[Start of section]

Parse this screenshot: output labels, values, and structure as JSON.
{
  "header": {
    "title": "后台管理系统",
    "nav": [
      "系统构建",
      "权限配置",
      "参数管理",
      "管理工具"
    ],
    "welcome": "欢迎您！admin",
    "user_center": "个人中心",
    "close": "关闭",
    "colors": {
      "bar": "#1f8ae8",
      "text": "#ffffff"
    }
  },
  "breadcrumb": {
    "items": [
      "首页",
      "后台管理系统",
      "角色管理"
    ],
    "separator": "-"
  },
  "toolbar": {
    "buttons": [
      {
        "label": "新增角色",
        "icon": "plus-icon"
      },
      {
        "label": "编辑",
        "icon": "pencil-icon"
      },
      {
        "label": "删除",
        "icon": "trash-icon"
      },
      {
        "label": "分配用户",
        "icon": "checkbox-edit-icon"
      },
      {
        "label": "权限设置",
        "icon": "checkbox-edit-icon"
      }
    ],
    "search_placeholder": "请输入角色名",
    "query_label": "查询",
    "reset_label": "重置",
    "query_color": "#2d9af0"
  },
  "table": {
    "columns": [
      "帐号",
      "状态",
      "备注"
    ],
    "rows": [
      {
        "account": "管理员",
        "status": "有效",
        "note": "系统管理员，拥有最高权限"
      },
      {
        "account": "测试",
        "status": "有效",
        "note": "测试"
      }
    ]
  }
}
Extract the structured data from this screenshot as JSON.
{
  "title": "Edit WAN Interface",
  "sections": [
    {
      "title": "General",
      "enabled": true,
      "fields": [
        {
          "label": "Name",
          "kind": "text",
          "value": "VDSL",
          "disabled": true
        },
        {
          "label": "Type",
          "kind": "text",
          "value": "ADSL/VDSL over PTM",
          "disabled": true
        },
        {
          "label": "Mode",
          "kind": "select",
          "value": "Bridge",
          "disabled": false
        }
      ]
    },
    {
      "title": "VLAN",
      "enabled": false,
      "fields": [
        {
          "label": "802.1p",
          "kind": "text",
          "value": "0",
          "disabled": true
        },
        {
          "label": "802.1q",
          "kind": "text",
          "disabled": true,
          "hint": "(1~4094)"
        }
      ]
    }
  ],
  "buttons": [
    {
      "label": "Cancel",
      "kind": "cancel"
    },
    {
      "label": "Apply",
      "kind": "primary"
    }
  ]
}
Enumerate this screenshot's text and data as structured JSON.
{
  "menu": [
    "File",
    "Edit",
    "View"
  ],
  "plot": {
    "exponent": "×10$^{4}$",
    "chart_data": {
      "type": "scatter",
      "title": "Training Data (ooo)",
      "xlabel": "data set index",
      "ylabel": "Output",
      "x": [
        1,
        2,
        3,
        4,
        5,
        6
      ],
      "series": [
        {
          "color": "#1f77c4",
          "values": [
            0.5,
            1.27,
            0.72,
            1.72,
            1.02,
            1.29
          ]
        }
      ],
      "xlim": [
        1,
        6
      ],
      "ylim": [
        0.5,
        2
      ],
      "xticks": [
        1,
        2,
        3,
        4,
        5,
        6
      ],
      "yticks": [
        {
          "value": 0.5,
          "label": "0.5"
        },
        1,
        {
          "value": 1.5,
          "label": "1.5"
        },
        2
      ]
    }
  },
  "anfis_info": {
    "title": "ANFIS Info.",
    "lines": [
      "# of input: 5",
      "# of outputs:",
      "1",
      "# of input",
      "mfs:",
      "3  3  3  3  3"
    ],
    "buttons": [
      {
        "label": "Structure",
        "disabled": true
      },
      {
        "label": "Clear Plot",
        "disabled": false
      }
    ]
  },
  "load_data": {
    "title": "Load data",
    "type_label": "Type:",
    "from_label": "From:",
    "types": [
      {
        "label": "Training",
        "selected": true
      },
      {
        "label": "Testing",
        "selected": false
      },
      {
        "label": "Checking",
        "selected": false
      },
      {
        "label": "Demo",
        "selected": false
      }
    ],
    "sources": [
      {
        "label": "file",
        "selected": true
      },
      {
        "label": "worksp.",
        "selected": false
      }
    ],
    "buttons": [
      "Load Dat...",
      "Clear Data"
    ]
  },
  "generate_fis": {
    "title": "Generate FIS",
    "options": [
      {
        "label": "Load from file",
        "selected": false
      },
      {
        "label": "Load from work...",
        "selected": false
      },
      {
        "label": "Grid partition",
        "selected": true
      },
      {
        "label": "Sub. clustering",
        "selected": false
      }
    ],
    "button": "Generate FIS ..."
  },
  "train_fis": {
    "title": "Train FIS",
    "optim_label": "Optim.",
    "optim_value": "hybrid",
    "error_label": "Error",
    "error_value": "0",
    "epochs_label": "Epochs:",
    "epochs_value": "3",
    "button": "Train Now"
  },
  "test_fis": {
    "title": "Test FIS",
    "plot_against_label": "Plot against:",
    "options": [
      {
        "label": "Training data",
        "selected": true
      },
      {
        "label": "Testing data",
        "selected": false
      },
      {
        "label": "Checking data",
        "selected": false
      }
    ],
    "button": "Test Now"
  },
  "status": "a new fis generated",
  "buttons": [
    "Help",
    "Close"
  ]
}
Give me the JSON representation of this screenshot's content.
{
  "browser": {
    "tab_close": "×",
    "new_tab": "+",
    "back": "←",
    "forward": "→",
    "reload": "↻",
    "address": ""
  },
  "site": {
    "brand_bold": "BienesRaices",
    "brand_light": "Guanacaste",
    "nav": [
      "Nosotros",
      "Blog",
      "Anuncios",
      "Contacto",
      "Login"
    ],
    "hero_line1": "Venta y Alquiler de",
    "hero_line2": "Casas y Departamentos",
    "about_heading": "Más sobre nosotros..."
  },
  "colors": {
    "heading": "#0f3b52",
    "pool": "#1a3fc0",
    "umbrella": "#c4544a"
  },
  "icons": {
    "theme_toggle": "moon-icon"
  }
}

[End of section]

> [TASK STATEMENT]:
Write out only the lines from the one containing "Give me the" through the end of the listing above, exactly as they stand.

> [ANSWER SPACE]:
Give me the JSON representation of this screenshot's content.
{
  "browser": {
    "tab_close": "×",
    "new_tab": "+",
    "back": "←",
    "forward": "→",
    "reload": "↻",
    "address": ""
  },
  "site": {
    "brand_bold": "BienesRaices",
    "brand_light": "Guanacaste",
    "nav": [
      "Nosotros",
      "Blog",
      "Anuncios",
      "Contacto",
      "Login"
    ],
    "hero_line1": "Venta y Alquiler de",
    "hero_line2": "Casas y Departamentos",
    "about_heading": "Más sobre nosotros..."
  },
  "colors": {
    "heading": "#0f3b52",
    "pool": "#1a3fc0",
    "umbrella": "#c4544a"
  },
  "icons": {
    "theme_toggle": "moon-icon"
  }
}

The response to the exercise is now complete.